This is a far cry from Anaheim, which is basically a corridor of concrete with a relatively bland color palette and a mishmash of random shops and dining. There’s a Sephora, but you can find Sephora just about anywhere. With Anaheim GardenWalk right around the corner and Irvine Spectrum a few miles down the 5, aside from being adjacent to the parks, what is offered at Downtown Disney that compels us to want to go there specifically? Rainforest Cafe? Those are everywhere as well.
Anaheim could use a dose of Disney Springs with its uniquely Disney dining experiences, it’s sense of wonder, of exploration, of purpose, of wanting to be there.
Diverse Food Offerings
It seems hard to believe, but at the Disneyland Resort right now you can’t even find a decent hamburger. You can find burgers, sure. But everywhere outside the resort, there are gourmet establishments, like an Umami Burger at Irvine Spectrum or a Holsteins Shakes & Buns at South Coast Plaza in Costa Mesa. These are places where you can grab an awesome burger, have a beer on tap, kick back, and enjoy the atmosphere. If Downtown Disney doesn’t have a place to get a good burger, something needs to be re-thought.
Disney Springs offers a variety of food genres to choose from: Cuban, Irish, American, Mexican, Seafood, Sushi, Barbecue. There are food carts for on-the-go meals, quick common eateries for a sandwich or a snack, and fine dining.
There’s a little something for everyone with a presentation that is fun and clean.
Here’s an area Anaheim could also use some vast improvements with.
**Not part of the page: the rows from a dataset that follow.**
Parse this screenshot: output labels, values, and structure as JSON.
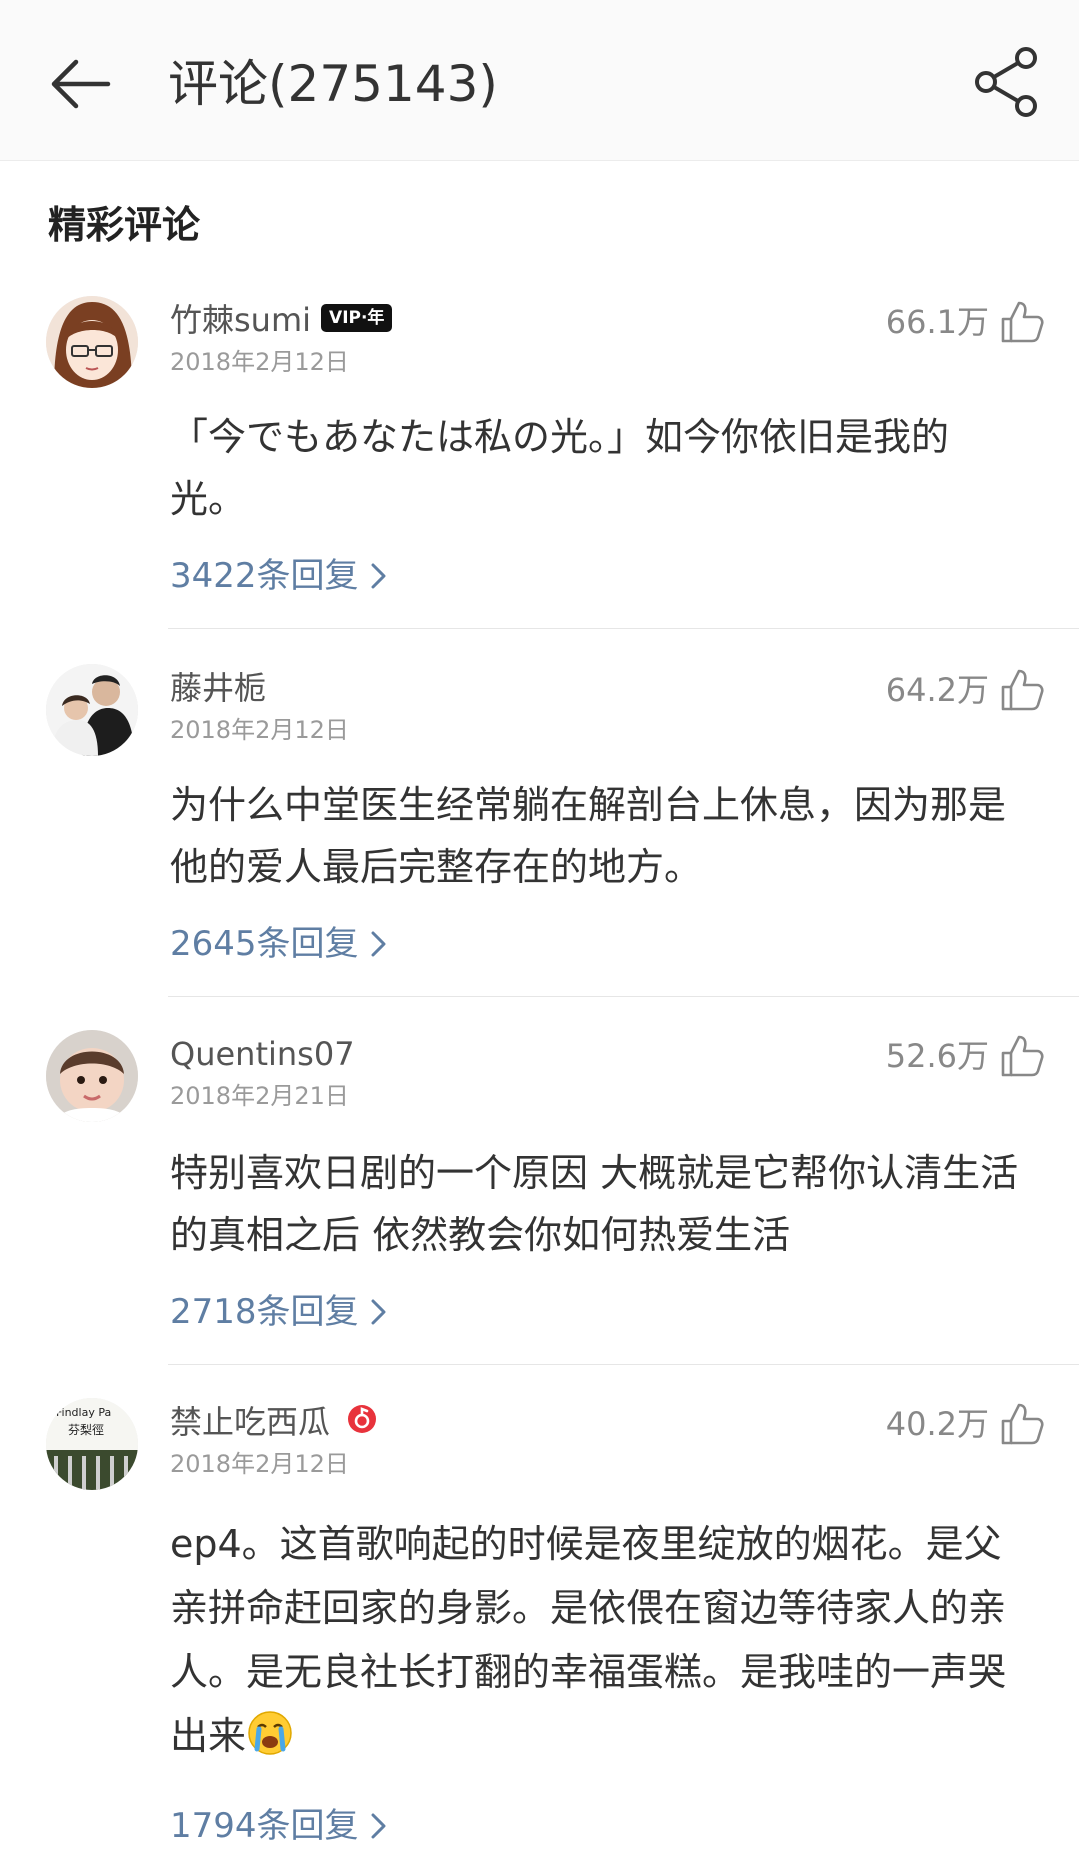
{
  "header": {
    "title": "评论(275143)"
  },
  "section": {
    "title": "精彩评论"
  },
  "colors": {
    "reply_link": "#5f7ea3",
    "verified_badge": "#e8333c",
    "text_primary": "#333333",
    "text_meta": "#9a9a9a"
  },
  "icons": {
    "back": "arrow-left-icon",
    "share": "share-icon",
    "like": "thumbs-up-icon",
    "reply_chevron": "chevron-right-icon",
    "verified": "music-note-badge-icon",
    "emoji": "crying-face-emoji"
  },
  "comments": [
    {
      "username": "竹棘sumi",
      "badge": "VIP·年",
      "date": "2018年2月12日",
      "likes": "66.1万",
      "text": "「今でもあなたは私の光。」如今你依旧是我的光。",
      "replies": "3422条回复"
    },
    {
      "username": "藤井栀",
      "date": "2018年2月12日",
      "likes": "64.2万",
      "text": "为什么中堂医生经常躺在解剖台上休息，因为那是他的爱人最后完整存在的地方。",
      "replies": "2645条回复"
    },
    {
      "username": "Quentins07",
      "date": "2018年2月21日",
      "likes": "52.6万",
      "text": "特别喜欢日剧的一个原因 大概就是它帮你认清生活的真相之后 依然教会你如何热爱生活",
      "replies": "2718条回复"
    },
    {
      "username": "禁止吃西瓜",
      "date": "2018年2月12日",
      "likes": "40.2万",
      "text": "ep4。这首歌响起的时候是夜里绽放的烟花。是父亲拼命赶回家的身影。是依偎在窗边等待家人的亲人。是无良社长打翻的幸福蛋糕。是我哇的一声哭出来",
      "replies": "1794条回复",
      "avatar_text": [
        "Findlay Pa",
        "芬梨徑"
      ]
    }
  ]
}
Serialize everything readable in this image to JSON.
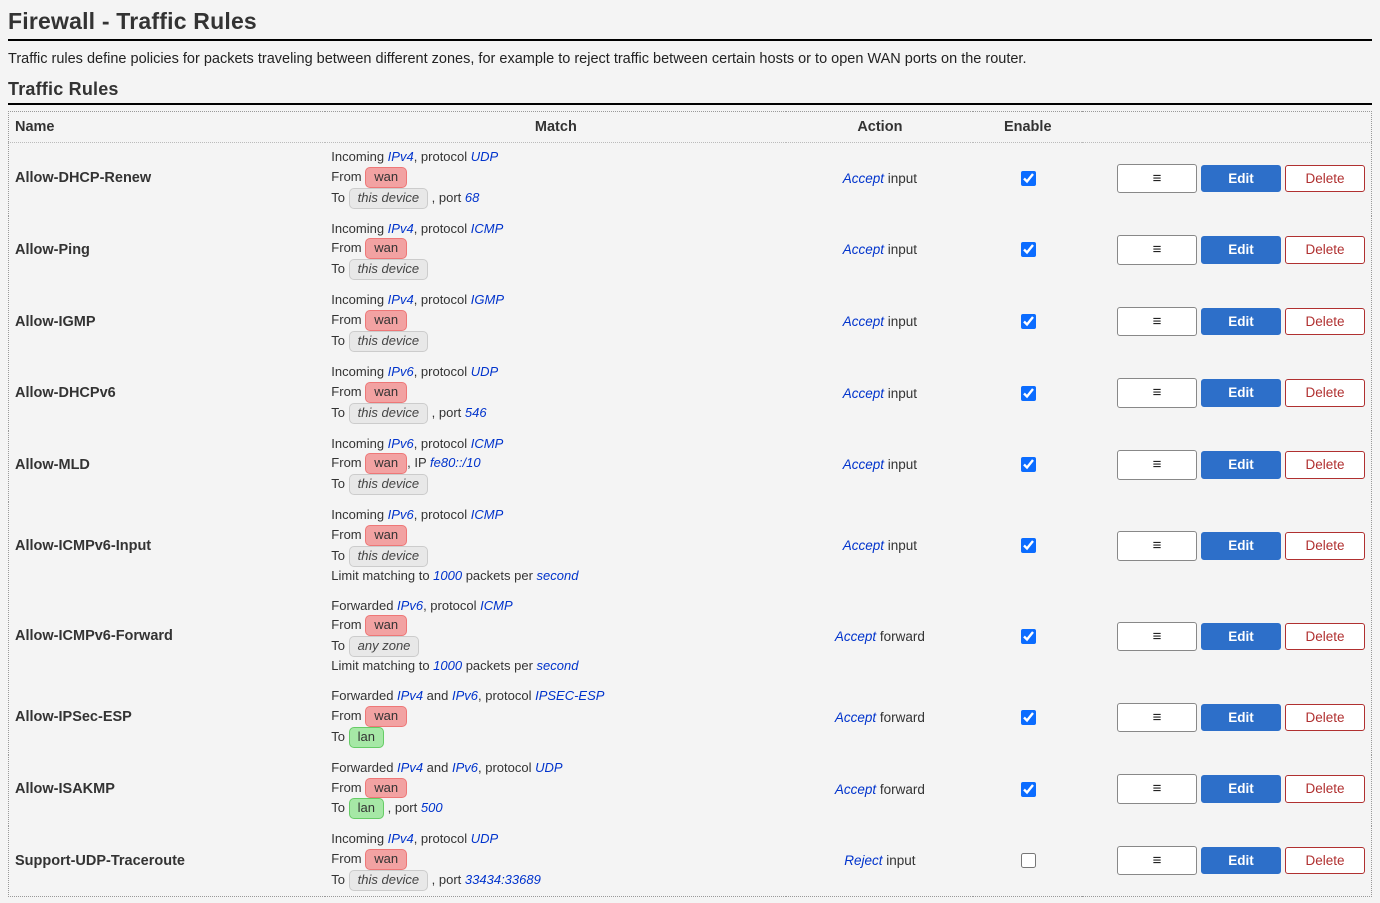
{
  "header": {
    "title": "Firewall - Traffic Rules",
    "description": "Traffic rules define policies for packets traveling between different zones, for example to reject traffic between certain hosts or to open WAN ports on the router."
  },
  "section": {
    "title": "Traffic Rules"
  },
  "columns": {
    "name": "Name",
    "match": "Match",
    "action": "Action",
    "enable": "Enable"
  },
  "words": {
    "incoming": "Incoming",
    "forwarded": "Forwarded",
    "protocol": ", protocol",
    "from": "From",
    "to": "To",
    "ip_label": ", IP",
    "port_label": ", port",
    "limit_prefix": "Limit matching to",
    "packets_per": "packets per",
    "and": "and",
    "input": "input",
    "forward": "forward"
  },
  "buttons": {
    "reorder_glyph": "≡",
    "edit": "Edit",
    "delete": "Delete"
  },
  "rules": [
    {
      "name": "Allow-DHCP-Renew",
      "direction": "incoming",
      "family": "IPv4",
      "protocol": "UDP",
      "from_zone": "wan",
      "to_zone": "this device",
      "to_port": "68",
      "action": "Accept",
      "action_suffix": "input",
      "enabled": true
    },
    {
      "name": "Allow-Ping",
      "direction": "incoming",
      "family": "IPv4",
      "protocol": "ICMP",
      "from_zone": "wan",
      "to_zone": "this device",
      "action": "Accept",
      "action_suffix": "input",
      "enabled": true
    },
    {
      "name": "Allow-IGMP",
      "direction": "incoming",
      "family": "IPv4",
      "protocol": "IGMP",
      "from_zone": "wan",
      "to_zone": "this device",
      "action": "Accept",
      "action_suffix": "input",
      "enabled": true
    },
    {
      "name": "Allow-DHCPv6",
      "direction": "incoming",
      "family": "IPv6",
      "protocol": "UDP",
      "from_zone": "wan",
      "to_zone": "this device",
      "to_port": "546",
      "action": "Accept",
      "action_suffix": "input",
      "enabled": true
    },
    {
      "name": "Allow-MLD",
      "direction": "incoming",
      "family": "IPv6",
      "protocol": "ICMP",
      "from_zone": "wan",
      "from_ip": "fe80::/10",
      "to_zone": "this device",
      "action": "Accept",
      "action_suffix": "input",
      "enabled": true
    },
    {
      "name": "Allow-ICMPv6-Input",
      "direction": "incoming",
      "family": "IPv6",
      "protocol": "ICMP",
      "from_zone": "wan",
      "to_zone": "this device",
      "limit_count": "1000",
      "limit_unit": "second",
      "action": "Accept",
      "action_suffix": "input",
      "enabled": true
    },
    {
      "name": "Allow-ICMPv6-Forward",
      "direction": "forwarded",
      "family": "IPv6",
      "protocol": "ICMP",
      "from_zone": "wan",
      "to_zone": "any zone",
      "limit_count": "1000",
      "limit_unit": "second",
      "action": "Accept",
      "action_suffix": "forward",
      "enabled": true
    },
    {
      "name": "Allow-IPSec-ESP",
      "direction": "forwarded",
      "family": "IPv4",
      "family2": "IPv6",
      "protocol": "IPSEC-ESP",
      "from_zone": "wan",
      "to_zone": "lan",
      "action": "Accept",
      "action_suffix": "forward",
      "enabled": true
    },
    {
      "name": "Allow-ISAKMP",
      "direction": "forwarded",
      "family": "IPv4",
      "family2": "IPv6",
      "protocol": "UDP",
      "from_zone": "wan",
      "to_zone": "lan",
      "to_port": "500",
      "action": "Accept",
      "action_suffix": "forward",
      "enabled": true
    },
    {
      "name": "Support-UDP-Traceroute",
      "direction": "incoming",
      "family": "IPv4",
      "protocol": "UDP",
      "from_zone": "wan",
      "to_zone": "this device",
      "to_port": "33434:33689",
      "action": "Reject",
      "action_suffix": "input",
      "enabled": false
    }
  ]
}
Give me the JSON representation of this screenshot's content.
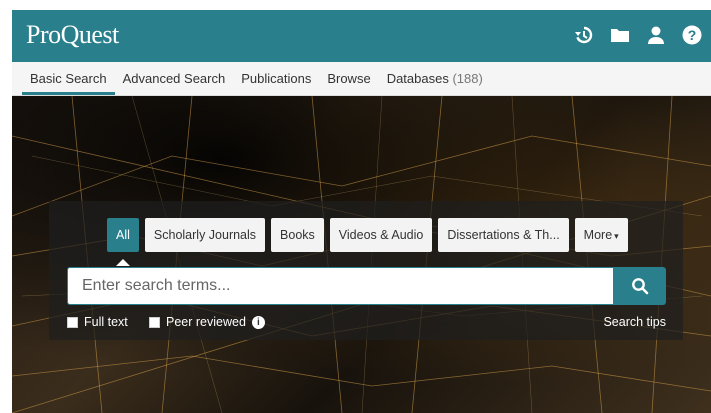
{
  "brand": {
    "logo_text": "ProQuest",
    "accent": "#2a7f8c"
  },
  "header": {
    "icons": [
      "history-icon",
      "folder-icon",
      "user-icon",
      "help-icon"
    ]
  },
  "nav": {
    "tabs": [
      {
        "label": "Basic Search"
      },
      {
        "label": "Advanced Search"
      },
      {
        "label": "Publications"
      },
      {
        "label": "Browse"
      },
      {
        "label": "Databases"
      }
    ],
    "databases_count": "(188)",
    "active_tab": "Basic Search"
  },
  "search": {
    "source_types": [
      "All",
      "Scholarly Journals",
      "Books",
      "Videos & Audio",
      "Dissertations & Th...",
      "More"
    ],
    "active_type": "All",
    "placeholder": "Enter search terms...",
    "value": "",
    "full_text_label": "Full text",
    "peer_reviewed_label": "Peer reviewed",
    "search_tips_label": "Search tips"
  }
}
I’m not necessarily implying the $65 bone-in filet restaurant and a price point that may be a turn-off to the average park-goer. The Napa Rose and Steakhouse 55 already address this.
The bulk of Downtown Disney’s current restaurant offerings are on the generic side. They feel “touristy” not “classy.” I’m thinking of something like Tortilla Jo’s, which has been at Downtown Disney since the beginning. The food is all right, the margaritas are all right, the service is all right.
Or Naples Ristorante for an Italian flavor, which has been around forever now as well. I wouldn’t call the food bad or anything like that. Like Tortilla Jo’s, it’s all right. The pizza is all right. The atmosphere is all right. The wine selection is all right.
That’s really the vibe across the board for the sit-down restaurants at Downtown Disney. Just all right.
Disney Springs recently opened Morimoto Asia. What a fantastic-looking restaurant! The architecture is stunning and inviting. Morimoto’s name gives it an instant recognition. The Modern Pan-Asian food offerings are both familiar and unique. The price point is upscale, but not unreasonable. This is a destination.
The Boathouse looks amazing as well! Waterfront dining, a pristine presentation, upbeat, cheerful, affordable.
These are experiences the tourists and locals alike seem more than willing to pay for.
A new Disney Springs Anaheim, with a seasoning of “upscale” with its dining options, will attract a clientele more willing to make this spot an evening destination, without ever feeling the need to set foot in the parks.
Disney Springs offers a perfect blend of these four categories, creating a true destination, a place to share great fun with friends and family. It offers a spot for the tourists to kick back and relax after a long day at the parks and gives locals a unique experience to venture out to and enjoy. With the Disneyland Resort expansion about to get underway, now is the perfect time to explore this concept in Anaheim. Let’s hope it happens!